After watching Super Bowl XL in Detroit, I couldn’t help reflecting on the entertainment. Why not feature more of Detroit’s rich musical heritage in the first Super Bowl in 50 years to be held in Motor City? Stevie Wonder and Aretha Franklin, of course, DO represent part of this heritage via Motown Records….And while Joss Stone, John Legend and India.Arie all draw on a similar soul/rhythm & blues tradition, they ARE NOT explicitly representing the “D.”
No offense to the Rolling Stones, but why not showcase the diverse sets of performers who have been associated with the city?
Maybe its because Detroit’s most innovative music & musicians have a long tradition of being marked along class and racial lines….a marking which often comes with a “dangerous” edge that would not set well with an event that tries very hard (despite the many “babes” in commercials for beer and GoDaddy.com) to be “family friendly.”

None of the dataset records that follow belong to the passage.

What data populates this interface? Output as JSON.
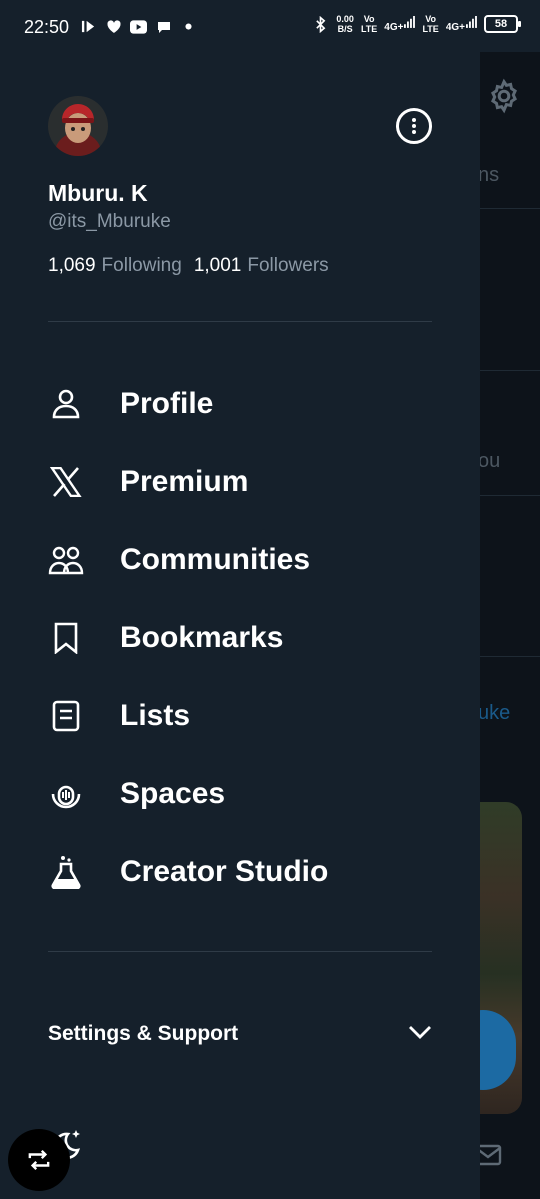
{
  "status_bar": {
    "time": "22:50",
    "net_speed_value": "0.00",
    "net_speed_unit": "B/S",
    "sim1_label": "Vo\nLTE",
    "sim1_net": "4G+",
    "sim2_label": "Vo\nLTE",
    "sim2_net": "4G+",
    "battery": "58"
  },
  "profile": {
    "display_name": "Mburu. K",
    "handle": "@its_Mburuke",
    "following_count": "1,069",
    "following_label": "Following",
    "followers_count": "1,001",
    "followers_label": "Followers"
  },
  "menu": {
    "items": [
      {
        "label": "Profile",
        "icon": "person-icon"
      },
      {
        "label": "Premium",
        "icon": "x-logo-icon"
      },
      {
        "label": "Communities",
        "icon": "communities-icon"
      },
      {
        "label": "Bookmarks",
        "icon": "bookmark-icon"
      },
      {
        "label": "Lists",
        "icon": "list-icon"
      },
      {
        "label": "Spaces",
        "icon": "spaces-icon"
      },
      {
        "label": "Creator Studio",
        "icon": "flask-icon"
      }
    ]
  },
  "settings": {
    "label": "Settings & Support"
  },
  "background": {
    "partial_text_1": "ns",
    "partial_text_2": "ou",
    "partial_text_3": "uke"
  },
  "colors": {
    "drawer_bg": "#15202b",
    "muted_text": "#8b98a5",
    "divider": "#2f3b47",
    "accent": "#1d9bf0"
  }
}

There is, of course, the important aforementioned musical contributions of Motown Records, but there is also an important Detroit Rock scene in the late 1960s and early 1970s: The Amboy Dukes, MC5, Stooges, Bob Seager, Rationals, Alice Cooper, Commander Cody and His Lost Planet Airmen, Ted Nugent and Grand Funk Railroad to name a few. Moreover, there is now the blossoming hip hop scene (with the “king of the mic” battles and Eminem’s commercial success) and hybrid musical forms (i.e., Kid Rock).

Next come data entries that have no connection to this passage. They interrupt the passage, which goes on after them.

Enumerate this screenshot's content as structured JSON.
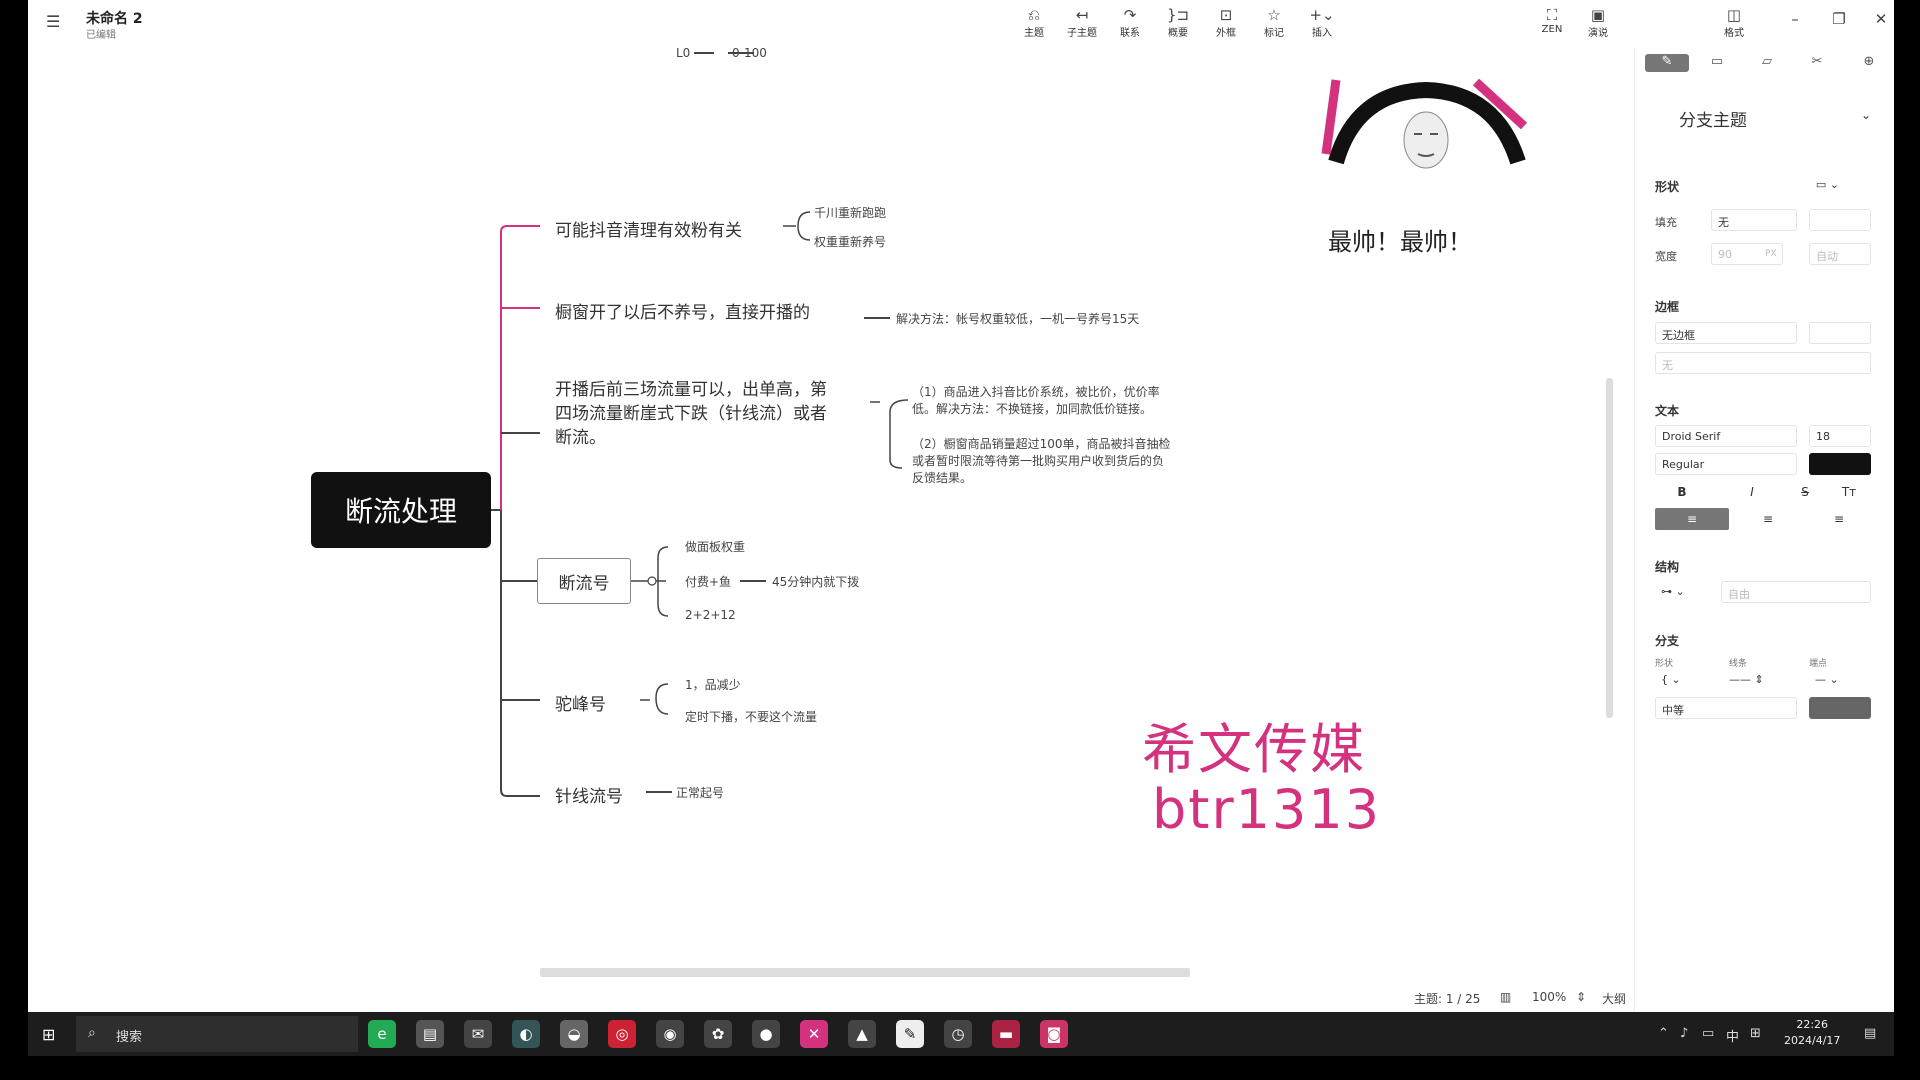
{
  "titlebar": {
    "menu_icon": "hamburger-icon",
    "doc_title": "未命名 2",
    "doc_status": "已编辑",
    "tools": [
      {
        "label": "主题",
        "icon": "topic-icon",
        "glyph": "⎌"
      },
      {
        "label": "子主题",
        "icon": "subtopic-icon",
        "glyph": "↤"
      },
      {
        "label": "联系",
        "icon": "relationship-icon",
        "glyph": "↷"
      },
      {
        "label": "概要",
        "icon": "summary-icon",
        "glyph": "}⊐"
      },
      {
        "label": "外框",
        "icon": "boundary-icon",
        "glyph": "⊡"
      },
      {
        "label": "标记",
        "icon": "marker-icon",
        "glyph": "☆"
      },
      {
        "label": "插入",
        "icon": "insert-icon",
        "glyph": "+⌄"
      }
    ],
    "zen_label": "ZEN",
    "present_label": "演说",
    "format_label": "格式"
  },
  "map": {
    "top_fragment_1": "L0",
    "top_fragment_2": "0-100",
    "root": "断流处理",
    "branches": [
      {
        "label": "可能抖音清理有效粉有关",
        "children": [
          "千川重新跑跑",
          "权重重新养号"
        ]
      },
      {
        "label": "橱窗开了以后不养号，直接开播的",
        "children": [
          "解决方法：帐号权重较低，一机一号养号15天"
        ]
      },
      {
        "label_lines": [
          "开播后前三场流量可以，出单高，第",
          "四场流量断崖式下跌（针线流）或者",
          "断流。"
        ],
        "children_lines": [
          [
            "（1）商品进入抖音比价系统，被比价，优价率",
            "低。解决方法：不换链接，加同款低价链接。"
          ],
          [
            "（2）橱窗商品销量超过100单，商品被抖音抽检",
            "或者暂时限流等待第一批购买用户收到货后的负",
            "反馈结果。"
          ]
        ]
      },
      {
        "label": "断流号",
        "children": [
          "做面板权重",
          "付费+鱼",
          "2+2+12"
        ],
        "grandchild": "45分钟内就下拨"
      },
      {
        "label": "驼峰号",
        "children": [
          "1，品减少",
          "定时下播，不要这个流量"
        ]
      },
      {
        "label": "针线流号",
        "children": [
          "正常起号"
        ]
      }
    ]
  },
  "meme_caption": "最帅！最帅！",
  "watermark": {
    "line1": "希文传媒",
    "line2": "btr1313",
    "color": "#d4317f"
  },
  "status": {
    "topics": "主题: 1 / 25",
    "zoom": "100%",
    "outline": "大纲"
  },
  "panel": {
    "tabs": [
      "style-icon",
      "slide-icon",
      "note-icon",
      "cut-icon",
      "lock-icon"
    ],
    "section_title": "分支主题",
    "shape": {
      "heading": "形状",
      "fill_label": "填充",
      "fill_value": "无",
      "width_label": "宽度",
      "width_value": "90",
      "width_unit": "PX",
      "auto_label": "自动"
    },
    "border": {
      "heading": "边框",
      "value": "无边框",
      "sub_value": "无"
    },
    "text": {
      "heading": "文本",
      "font": "Droid Serif",
      "size": "18",
      "weight": "Regular",
      "color": "#111111",
      "bold": "B",
      "italic": "I",
      "strike": "S",
      "case": "Tт"
    },
    "structure": {
      "heading": "结构",
      "value": "自由"
    },
    "branch": {
      "heading": "分支",
      "shape_label": "形状",
      "line_label": "线条",
      "end_label": "端点",
      "width_value": "中等",
      "color": "#666666"
    }
  },
  "taskbar": {
    "search_placeholder": "搜索",
    "apps": [
      "edge-icon",
      "file-explorer-icon",
      "mail-icon",
      "browser-icon",
      "wechat-icon",
      "recorder-icon",
      "chrome-icon",
      "paint-icon",
      "obs-icon",
      "xmind-icon",
      "photos-icon",
      "notes-icon",
      "clock-app-icon",
      "slides-icon",
      "camera-icon"
    ],
    "ime": "中",
    "time": "22:26",
    "date": "2024/4/17"
  }
}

So why not showcase this diverse and rich local music scene that has contributed greatly to larger global music trends? Can you imagine the transgressive nature of a half-time show that featured a “quick change” melody (as these multiple-artist shows seem to always be) between the MC5, Alice Cooper, Commander Cody, and Eminem (with the Funk Brothers backing)…they could all do a finale of Marvin Gaye’s “What’s Goin’ On”…. this would be extremely appropriate–not only in our current political climate, but because they tore down the Motown Records Studios to put in parking for the Super Bowl…
“There’s only two kinds of people on the planet: those who make up the problem and those who make up the solution. WE ARE THE SOLUTION. We have no problems. Everything is free for everybody. Money sucks. Leaders suck. School sucks. The white honkie culture that has been handed to us on a silver platter is meaningless to us! We don’t want it!”–MC5, White Panther Party Statement